Kubernetes adoption across a wide range of deployment models has increased. This also includes across self-managed clusters and managed services such as Azure AKS, Google GKE and Amazon EKS. 51 percent of Kubernetes adopters self-manage some of their Kubernetes clusters, while 21 percent only use self-managed Kubernetes and 31 percent use single managed service.
The diverse way Kubernetes is deployed requires an equally portable security solution that spans cloud and on-prem environments as well as self-managed and managed service versions of Kubernetes
8) Feature-rich security platforms need of the hour
Respondents are very keen about container security use cases and are expecting broader and deep functionality across Kubernetes and container security platforms. They are keen about rich features and advanced capabilities to be part of DevOps and security practices. Moreover, widely-available container tools also have a prominence here.
DevOps focus is evident: Vulnerability management beats out compliance and visibility as the top use case, with 75% of respondents citing it as a ‘must-have’ capability
9) DevSecOps gaining prominence for container security
There is a growing inclination towards DevSecOps as an effective means to address container security. 42% of the survey respondents reported DevSecOps as the right means to run container security platforms. Though it’s ‘security as code’ mechanism with the cloud-native stack is effective, it demands processes and tooling to enable integration across groups.
IT Security professionals find value in designating the specific role of DevSecOps and its responsibility in running container security platforms
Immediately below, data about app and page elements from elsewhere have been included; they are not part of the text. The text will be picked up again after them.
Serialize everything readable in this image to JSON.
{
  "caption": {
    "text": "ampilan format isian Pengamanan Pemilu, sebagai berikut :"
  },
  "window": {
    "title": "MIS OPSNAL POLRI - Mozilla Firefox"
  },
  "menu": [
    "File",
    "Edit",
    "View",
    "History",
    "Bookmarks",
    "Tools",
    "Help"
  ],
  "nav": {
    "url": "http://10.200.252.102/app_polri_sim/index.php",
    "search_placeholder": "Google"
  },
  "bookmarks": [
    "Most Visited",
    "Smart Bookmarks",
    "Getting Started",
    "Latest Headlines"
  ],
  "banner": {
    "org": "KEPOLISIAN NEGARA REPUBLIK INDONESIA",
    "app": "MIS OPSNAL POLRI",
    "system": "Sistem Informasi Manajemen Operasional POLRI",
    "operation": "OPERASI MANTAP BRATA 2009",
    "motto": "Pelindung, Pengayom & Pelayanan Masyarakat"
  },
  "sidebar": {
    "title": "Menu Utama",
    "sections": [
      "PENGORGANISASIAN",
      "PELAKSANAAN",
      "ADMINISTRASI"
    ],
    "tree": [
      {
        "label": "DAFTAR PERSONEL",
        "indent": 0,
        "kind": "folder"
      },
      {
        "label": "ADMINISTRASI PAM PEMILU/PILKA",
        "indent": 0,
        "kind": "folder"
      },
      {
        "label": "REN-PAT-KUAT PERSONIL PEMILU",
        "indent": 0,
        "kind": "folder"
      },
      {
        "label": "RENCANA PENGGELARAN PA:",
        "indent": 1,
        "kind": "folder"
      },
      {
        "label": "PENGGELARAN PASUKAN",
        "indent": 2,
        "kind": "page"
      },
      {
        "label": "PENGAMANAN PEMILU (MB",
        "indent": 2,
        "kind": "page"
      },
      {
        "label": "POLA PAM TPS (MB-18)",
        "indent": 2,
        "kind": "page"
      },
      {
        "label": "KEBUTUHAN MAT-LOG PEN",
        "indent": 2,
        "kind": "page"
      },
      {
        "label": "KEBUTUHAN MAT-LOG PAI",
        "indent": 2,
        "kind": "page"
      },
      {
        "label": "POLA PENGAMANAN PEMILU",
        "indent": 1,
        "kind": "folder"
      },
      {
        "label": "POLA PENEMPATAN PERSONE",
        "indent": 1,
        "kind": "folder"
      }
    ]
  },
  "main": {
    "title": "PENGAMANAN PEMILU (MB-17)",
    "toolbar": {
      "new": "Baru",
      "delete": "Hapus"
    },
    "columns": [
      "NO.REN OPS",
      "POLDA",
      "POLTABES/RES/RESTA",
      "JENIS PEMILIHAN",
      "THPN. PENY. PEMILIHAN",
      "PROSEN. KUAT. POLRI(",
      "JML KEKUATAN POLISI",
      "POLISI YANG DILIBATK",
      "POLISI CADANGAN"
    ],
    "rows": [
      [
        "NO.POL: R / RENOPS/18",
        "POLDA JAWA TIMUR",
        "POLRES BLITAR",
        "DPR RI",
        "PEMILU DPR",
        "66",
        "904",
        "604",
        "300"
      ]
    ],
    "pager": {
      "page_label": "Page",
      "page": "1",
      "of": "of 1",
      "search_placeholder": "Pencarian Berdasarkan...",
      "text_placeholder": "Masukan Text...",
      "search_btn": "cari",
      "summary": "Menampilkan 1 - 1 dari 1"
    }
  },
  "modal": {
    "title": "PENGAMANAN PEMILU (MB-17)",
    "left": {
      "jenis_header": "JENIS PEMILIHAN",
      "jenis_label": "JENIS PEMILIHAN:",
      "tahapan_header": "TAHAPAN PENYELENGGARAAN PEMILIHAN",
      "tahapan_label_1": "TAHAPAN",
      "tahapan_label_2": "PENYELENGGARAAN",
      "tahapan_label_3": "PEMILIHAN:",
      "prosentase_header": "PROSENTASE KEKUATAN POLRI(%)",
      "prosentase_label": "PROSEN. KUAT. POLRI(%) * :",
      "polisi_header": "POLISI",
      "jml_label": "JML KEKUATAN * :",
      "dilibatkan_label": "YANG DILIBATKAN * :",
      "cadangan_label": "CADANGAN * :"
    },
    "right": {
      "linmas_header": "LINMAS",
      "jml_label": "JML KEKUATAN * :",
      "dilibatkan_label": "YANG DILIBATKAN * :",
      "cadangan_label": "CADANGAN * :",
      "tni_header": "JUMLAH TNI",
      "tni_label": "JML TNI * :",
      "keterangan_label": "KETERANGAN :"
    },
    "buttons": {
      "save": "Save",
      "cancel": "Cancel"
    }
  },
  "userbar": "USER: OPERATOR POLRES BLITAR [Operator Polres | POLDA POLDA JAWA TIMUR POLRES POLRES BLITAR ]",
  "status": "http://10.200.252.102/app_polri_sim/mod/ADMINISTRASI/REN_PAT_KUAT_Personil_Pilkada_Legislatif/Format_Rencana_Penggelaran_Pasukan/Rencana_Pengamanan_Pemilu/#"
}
10) Rise in containerization rates
The percentage of applications undergoing containerization has increased in the last six months period, says the report.
- 15-23 percent of organizations have containerized 50 percent of their apps, depicting a 53 percent growth rate.
- 13-22 percent of organizations have more than 50 percent of containers running in production, showing a 70 percent growth rate.
Companies need to move past their out-of-date perspective that security matters only once containers are in production. In a DevOps world, security applies even in dev/test, since it’s all about building the assets securely
On an EndNote
Considering the report findings, it’s imperative for organizations to seriously think of effective security practices in containers implementation.
Lack of right security measures in building, deployment and running cloud-native assets can place operational benefits of agility and flexibility at risk.
So, it’s also important to focus on investment and measures, alongside adoption, to beef up container security for reaping benefits of containerization technology as a whole.